- [Exercise]: Retrieve every line from the records in which the word "JSON" occurs.

Component data from apps and pages:
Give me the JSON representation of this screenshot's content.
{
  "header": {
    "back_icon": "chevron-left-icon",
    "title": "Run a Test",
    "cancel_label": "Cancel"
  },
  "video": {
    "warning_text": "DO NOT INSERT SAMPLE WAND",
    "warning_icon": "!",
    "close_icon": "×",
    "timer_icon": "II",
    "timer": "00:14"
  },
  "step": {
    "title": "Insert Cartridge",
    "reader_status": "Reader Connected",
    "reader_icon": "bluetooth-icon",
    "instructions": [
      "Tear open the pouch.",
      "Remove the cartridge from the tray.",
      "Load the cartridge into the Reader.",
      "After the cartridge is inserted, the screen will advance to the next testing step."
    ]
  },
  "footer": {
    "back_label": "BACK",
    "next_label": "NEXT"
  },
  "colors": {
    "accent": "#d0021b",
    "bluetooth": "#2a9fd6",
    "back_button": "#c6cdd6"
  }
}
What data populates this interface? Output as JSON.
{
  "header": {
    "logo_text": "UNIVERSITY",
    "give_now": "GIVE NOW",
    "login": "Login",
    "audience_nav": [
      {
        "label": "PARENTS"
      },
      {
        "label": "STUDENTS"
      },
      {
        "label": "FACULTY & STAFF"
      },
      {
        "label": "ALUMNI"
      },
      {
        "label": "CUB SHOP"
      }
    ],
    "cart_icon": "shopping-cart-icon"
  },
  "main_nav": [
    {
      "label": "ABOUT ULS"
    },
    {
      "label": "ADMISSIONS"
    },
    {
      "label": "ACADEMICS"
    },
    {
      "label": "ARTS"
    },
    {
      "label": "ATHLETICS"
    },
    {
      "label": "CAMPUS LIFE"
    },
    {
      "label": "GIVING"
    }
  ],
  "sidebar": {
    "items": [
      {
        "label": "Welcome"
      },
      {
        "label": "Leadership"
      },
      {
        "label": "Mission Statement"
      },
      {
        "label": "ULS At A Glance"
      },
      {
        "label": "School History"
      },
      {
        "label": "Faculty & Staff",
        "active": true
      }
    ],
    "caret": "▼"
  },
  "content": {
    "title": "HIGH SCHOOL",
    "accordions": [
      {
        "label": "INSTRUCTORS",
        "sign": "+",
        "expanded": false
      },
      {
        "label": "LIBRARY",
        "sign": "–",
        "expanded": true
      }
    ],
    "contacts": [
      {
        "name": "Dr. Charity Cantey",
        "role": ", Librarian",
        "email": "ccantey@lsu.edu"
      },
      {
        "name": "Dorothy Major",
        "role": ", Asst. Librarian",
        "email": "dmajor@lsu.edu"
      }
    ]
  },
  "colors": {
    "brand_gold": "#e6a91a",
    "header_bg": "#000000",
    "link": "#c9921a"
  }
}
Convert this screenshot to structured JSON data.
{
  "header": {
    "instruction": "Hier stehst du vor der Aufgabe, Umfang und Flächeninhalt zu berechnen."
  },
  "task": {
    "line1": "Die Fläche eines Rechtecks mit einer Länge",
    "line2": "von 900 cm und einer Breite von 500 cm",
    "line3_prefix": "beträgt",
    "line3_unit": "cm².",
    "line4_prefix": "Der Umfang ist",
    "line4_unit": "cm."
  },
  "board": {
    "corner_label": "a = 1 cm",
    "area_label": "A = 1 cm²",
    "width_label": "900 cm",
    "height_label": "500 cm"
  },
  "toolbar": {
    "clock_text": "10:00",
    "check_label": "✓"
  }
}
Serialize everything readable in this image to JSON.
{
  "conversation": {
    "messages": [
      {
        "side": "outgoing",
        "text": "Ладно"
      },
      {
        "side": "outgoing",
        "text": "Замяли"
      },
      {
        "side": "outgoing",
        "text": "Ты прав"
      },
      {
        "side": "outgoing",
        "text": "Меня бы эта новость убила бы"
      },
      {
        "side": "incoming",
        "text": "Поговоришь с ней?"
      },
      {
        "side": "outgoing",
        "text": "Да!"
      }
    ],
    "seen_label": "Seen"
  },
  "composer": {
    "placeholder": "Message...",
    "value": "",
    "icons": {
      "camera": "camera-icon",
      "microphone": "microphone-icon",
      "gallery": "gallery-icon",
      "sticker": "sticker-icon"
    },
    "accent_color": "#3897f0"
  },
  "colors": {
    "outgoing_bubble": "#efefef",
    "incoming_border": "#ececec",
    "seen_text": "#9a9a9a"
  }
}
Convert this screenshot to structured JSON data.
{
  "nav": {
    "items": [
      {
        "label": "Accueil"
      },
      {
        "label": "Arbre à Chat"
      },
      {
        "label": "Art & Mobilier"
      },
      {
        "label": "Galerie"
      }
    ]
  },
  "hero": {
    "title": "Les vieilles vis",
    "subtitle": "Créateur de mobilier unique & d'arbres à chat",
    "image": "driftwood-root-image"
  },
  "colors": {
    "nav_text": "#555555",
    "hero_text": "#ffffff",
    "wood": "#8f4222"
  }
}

- [Task response]:
Give me the JSON representation of this screenshot's content.
What data populates this interface? Output as JSON.
Convert this screenshot to structured JSON data.
Serialize everything readable in this image to JSON.
Convert this screenshot to structured JSON data.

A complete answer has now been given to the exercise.